:: Task prompt ::
Please return the lines of the data that contain "salary".
===============
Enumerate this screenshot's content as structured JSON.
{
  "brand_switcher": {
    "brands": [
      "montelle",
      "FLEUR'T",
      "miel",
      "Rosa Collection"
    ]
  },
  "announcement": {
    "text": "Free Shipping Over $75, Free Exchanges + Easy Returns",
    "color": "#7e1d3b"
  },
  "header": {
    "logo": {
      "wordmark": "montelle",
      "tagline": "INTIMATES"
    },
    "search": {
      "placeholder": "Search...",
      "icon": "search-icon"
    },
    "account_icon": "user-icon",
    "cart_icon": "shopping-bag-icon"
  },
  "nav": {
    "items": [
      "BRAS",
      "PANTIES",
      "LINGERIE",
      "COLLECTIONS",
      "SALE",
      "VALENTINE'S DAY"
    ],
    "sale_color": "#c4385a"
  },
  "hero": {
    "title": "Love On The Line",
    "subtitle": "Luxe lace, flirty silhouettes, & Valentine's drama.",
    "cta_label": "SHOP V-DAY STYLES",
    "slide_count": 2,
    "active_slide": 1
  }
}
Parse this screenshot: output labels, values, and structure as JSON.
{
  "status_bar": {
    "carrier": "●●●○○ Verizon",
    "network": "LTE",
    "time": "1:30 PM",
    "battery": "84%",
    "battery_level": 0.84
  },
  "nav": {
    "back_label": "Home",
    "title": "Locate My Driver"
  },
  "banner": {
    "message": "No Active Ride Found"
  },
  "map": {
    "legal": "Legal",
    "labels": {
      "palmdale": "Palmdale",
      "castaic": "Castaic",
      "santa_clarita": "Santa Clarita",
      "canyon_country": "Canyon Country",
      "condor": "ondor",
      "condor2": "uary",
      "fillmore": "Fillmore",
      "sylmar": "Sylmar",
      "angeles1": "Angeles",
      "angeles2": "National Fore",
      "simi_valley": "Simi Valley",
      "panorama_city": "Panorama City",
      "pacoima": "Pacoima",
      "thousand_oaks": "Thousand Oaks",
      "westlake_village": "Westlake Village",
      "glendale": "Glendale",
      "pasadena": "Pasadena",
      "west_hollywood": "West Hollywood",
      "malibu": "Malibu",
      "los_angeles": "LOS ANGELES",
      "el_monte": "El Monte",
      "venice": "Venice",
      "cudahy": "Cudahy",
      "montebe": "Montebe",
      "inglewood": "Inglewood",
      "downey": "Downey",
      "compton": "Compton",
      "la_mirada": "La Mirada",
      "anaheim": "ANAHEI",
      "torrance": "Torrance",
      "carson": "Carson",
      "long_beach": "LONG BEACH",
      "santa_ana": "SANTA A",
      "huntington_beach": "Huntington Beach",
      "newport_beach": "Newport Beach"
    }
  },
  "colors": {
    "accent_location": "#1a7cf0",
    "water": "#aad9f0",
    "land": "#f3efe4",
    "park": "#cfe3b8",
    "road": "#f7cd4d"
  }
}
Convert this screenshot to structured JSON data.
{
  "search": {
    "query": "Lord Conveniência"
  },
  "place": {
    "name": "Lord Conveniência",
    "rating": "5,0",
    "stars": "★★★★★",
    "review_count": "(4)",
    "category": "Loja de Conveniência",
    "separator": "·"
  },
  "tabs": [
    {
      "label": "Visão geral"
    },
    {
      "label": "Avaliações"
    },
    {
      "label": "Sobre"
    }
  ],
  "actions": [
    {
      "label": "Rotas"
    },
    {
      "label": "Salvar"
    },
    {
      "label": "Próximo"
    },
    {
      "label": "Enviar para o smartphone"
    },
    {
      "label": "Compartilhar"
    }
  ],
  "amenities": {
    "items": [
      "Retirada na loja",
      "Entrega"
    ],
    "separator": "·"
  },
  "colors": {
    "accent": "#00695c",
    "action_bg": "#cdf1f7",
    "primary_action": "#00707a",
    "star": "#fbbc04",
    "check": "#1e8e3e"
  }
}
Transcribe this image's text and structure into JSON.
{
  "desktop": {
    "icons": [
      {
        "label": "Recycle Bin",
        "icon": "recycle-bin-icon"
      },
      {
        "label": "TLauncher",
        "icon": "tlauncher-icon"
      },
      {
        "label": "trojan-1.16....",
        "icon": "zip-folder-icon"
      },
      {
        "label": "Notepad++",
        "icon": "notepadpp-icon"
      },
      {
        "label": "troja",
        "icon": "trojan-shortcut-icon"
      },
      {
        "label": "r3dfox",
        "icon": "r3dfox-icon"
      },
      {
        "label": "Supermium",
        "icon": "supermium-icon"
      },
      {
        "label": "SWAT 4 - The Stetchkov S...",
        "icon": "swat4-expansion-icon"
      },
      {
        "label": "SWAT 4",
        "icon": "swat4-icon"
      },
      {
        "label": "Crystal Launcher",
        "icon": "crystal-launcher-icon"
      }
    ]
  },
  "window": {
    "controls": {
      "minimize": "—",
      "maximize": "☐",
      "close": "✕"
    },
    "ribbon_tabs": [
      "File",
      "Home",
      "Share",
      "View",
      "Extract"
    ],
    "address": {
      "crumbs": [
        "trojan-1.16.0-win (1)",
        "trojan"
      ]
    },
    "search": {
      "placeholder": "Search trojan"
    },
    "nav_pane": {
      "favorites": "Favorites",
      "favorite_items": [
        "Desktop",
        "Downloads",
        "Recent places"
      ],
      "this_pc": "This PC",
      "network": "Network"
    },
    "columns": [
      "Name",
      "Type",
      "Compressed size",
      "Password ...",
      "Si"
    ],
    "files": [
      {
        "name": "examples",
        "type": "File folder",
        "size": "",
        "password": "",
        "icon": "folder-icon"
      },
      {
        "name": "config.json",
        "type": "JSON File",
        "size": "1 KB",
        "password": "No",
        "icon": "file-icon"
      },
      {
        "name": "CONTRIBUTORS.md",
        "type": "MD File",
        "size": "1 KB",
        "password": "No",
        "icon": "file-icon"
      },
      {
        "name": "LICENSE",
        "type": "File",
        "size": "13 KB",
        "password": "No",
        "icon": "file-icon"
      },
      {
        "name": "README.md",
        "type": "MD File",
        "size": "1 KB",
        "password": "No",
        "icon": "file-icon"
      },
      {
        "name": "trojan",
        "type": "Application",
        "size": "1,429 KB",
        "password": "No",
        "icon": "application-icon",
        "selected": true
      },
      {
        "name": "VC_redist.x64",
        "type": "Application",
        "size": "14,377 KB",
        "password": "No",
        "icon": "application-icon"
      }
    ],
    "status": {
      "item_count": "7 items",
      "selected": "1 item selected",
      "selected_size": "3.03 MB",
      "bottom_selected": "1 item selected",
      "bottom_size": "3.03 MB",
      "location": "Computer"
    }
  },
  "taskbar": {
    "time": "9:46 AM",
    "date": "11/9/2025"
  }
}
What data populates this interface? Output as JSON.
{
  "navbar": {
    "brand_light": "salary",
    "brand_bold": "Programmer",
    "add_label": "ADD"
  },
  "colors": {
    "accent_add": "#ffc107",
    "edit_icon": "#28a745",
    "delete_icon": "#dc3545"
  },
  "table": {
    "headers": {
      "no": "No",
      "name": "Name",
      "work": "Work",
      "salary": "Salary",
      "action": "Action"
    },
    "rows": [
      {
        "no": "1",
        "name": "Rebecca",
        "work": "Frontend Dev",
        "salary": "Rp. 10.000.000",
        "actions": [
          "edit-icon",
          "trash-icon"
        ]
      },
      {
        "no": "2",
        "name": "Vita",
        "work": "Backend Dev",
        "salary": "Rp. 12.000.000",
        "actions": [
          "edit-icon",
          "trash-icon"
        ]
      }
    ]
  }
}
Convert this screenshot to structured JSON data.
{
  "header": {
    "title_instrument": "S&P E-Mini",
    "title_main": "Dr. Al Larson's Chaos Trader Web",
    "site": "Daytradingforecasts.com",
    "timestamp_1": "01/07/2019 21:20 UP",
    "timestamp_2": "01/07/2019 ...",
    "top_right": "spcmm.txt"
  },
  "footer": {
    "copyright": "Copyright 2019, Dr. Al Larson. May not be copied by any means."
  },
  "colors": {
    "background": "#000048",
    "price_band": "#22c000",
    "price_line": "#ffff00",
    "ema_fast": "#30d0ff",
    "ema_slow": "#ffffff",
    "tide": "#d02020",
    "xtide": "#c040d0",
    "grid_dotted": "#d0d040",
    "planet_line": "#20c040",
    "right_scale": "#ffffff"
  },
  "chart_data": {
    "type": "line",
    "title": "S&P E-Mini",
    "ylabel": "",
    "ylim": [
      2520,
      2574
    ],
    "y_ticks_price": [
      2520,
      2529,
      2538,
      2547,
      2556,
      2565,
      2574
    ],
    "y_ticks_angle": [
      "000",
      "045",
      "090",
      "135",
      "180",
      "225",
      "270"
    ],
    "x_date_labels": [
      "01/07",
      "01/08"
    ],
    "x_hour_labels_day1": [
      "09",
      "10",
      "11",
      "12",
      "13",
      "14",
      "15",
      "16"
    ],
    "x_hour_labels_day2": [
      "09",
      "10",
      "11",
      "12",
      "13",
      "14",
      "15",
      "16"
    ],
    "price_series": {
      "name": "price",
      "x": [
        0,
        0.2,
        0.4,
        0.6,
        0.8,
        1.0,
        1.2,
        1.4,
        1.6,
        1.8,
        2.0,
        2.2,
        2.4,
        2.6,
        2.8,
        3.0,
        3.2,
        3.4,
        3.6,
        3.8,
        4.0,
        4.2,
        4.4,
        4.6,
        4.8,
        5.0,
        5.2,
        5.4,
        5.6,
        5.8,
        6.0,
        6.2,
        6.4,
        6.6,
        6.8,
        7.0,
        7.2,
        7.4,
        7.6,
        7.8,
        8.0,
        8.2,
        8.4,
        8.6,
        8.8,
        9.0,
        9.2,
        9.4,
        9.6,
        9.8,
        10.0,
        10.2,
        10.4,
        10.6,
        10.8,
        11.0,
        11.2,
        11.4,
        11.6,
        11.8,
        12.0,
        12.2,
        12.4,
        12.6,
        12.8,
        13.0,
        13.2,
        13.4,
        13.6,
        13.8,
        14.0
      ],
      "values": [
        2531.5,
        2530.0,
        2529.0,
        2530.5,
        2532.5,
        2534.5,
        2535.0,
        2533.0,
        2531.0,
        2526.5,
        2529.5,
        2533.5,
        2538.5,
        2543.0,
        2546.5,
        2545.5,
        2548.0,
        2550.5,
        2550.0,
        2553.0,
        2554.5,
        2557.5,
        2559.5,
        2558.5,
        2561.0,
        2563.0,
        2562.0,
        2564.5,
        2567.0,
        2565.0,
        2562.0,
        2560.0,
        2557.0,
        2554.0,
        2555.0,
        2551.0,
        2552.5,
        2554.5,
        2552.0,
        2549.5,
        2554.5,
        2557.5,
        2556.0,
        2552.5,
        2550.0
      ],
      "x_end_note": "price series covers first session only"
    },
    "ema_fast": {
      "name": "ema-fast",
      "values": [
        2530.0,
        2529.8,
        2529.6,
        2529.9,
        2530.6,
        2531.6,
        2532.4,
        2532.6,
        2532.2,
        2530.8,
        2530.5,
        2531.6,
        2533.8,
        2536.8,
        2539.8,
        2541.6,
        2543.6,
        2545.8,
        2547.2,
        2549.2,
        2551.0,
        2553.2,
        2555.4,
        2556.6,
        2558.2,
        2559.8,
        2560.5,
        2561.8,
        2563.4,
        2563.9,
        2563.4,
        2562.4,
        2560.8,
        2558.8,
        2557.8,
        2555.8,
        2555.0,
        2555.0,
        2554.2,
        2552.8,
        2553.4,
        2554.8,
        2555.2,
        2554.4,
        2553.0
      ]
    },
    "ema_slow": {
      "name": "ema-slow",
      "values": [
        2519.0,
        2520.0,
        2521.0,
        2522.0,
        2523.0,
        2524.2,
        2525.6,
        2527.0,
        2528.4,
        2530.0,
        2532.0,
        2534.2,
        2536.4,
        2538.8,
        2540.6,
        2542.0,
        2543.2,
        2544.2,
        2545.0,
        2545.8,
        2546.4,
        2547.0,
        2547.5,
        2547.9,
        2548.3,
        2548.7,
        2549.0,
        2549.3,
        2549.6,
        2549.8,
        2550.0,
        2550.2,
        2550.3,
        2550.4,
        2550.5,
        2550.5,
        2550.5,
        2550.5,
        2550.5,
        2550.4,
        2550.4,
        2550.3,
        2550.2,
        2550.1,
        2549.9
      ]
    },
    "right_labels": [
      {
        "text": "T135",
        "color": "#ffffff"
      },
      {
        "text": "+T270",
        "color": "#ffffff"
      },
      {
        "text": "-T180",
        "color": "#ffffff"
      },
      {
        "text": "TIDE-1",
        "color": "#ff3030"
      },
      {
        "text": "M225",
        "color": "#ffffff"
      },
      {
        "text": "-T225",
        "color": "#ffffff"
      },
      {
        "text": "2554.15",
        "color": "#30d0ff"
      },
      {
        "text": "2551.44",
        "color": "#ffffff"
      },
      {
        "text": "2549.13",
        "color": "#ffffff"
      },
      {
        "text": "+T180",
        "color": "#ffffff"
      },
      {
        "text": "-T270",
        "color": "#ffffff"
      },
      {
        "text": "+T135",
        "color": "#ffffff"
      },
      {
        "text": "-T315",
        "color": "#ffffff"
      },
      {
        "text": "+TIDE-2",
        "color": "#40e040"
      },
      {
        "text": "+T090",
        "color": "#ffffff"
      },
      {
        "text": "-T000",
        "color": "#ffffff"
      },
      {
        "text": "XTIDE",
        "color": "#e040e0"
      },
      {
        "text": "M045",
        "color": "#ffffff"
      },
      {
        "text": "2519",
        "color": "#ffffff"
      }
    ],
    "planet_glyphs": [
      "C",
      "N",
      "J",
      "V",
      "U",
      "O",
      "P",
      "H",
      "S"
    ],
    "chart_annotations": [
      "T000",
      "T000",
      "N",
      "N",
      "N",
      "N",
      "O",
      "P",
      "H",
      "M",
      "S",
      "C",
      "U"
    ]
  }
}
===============
:: Final answer ::
    "brand_light": "salary",
      "salary": "Salary",
        "salary": "Rp. 10.000.000",
        "salary": "Rp. 12.000.000",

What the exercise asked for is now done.